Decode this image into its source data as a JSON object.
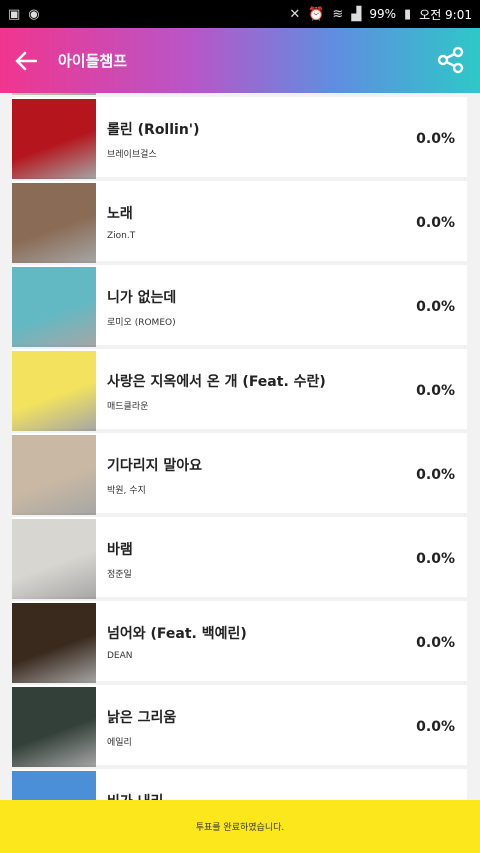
{
  "status_bar": {
    "left_icons": [
      "app-icon",
      "camera-icon"
    ],
    "battery": "99%",
    "time": "오전 9:01"
  },
  "app_bar": {
    "title": "아이돌챔프",
    "back_icon": "back-arrow-icon",
    "share_icon": "share-icon",
    "colors": [
      "#f0358f",
      "#5f8ee0",
      "#2ec8c8"
    ]
  },
  "songs": [
    {
      "title": "",
      "artist": "",
      "percent": "",
      "cover_bg": "#f4ded6"
    },
    {
      "title": "롤린 (Rollin')",
      "artist": "브레이브걸스",
      "percent": "0.0%",
      "cover_bg": "#b5151d"
    },
    {
      "title": "노래",
      "artist": "Zion.T",
      "percent": "0.0%",
      "cover_bg": "#8a6b55"
    },
    {
      "title": "니가 없는데",
      "artist": "로미오 (ROMEO)",
      "percent": "0.0%",
      "cover_bg": "#62b9c4"
    },
    {
      "title": "사랑은 지옥에서 온 개 (Feat. 수란)",
      "artist": "매드클라운",
      "percent": "0.0%",
      "cover_bg": "#f2e25e"
    },
    {
      "title": "기다리지 말아요",
      "artist": "박원, 수지",
      "percent": "0.0%",
      "cover_bg": "#c9b8a3"
    },
    {
      "title": "바램",
      "artist": "정준일",
      "percent": "0.0%",
      "cover_bg": "#d8d6d0"
    },
    {
      "title": "넘어와 (Feat. 백예린)",
      "artist": "DEAN",
      "percent": "0.0%",
      "cover_bg": "#3a2a1e"
    },
    {
      "title": "낡은 그리움",
      "artist": "에일리",
      "percent": "0.0%",
      "cover_bg": "#33403a"
    },
    {
      "title": "비가 내리",
      "artist": "",
      "percent": "",
      "cover_bg": "#4b8fd8"
    }
  ],
  "banner": {
    "text": "투표를 완료하였습니다.",
    "color": "#fbe71c"
  }
}
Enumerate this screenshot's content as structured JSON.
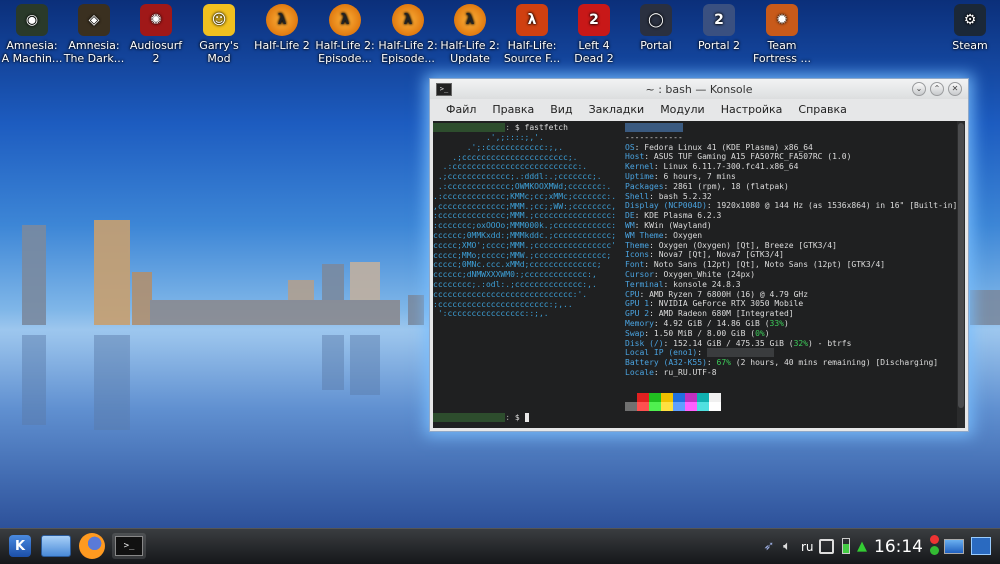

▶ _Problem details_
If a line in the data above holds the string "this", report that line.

▶ _Written solution_
Decode this image into its source data as a JSON object.
Enumerate this screenshot's content as structured JSON.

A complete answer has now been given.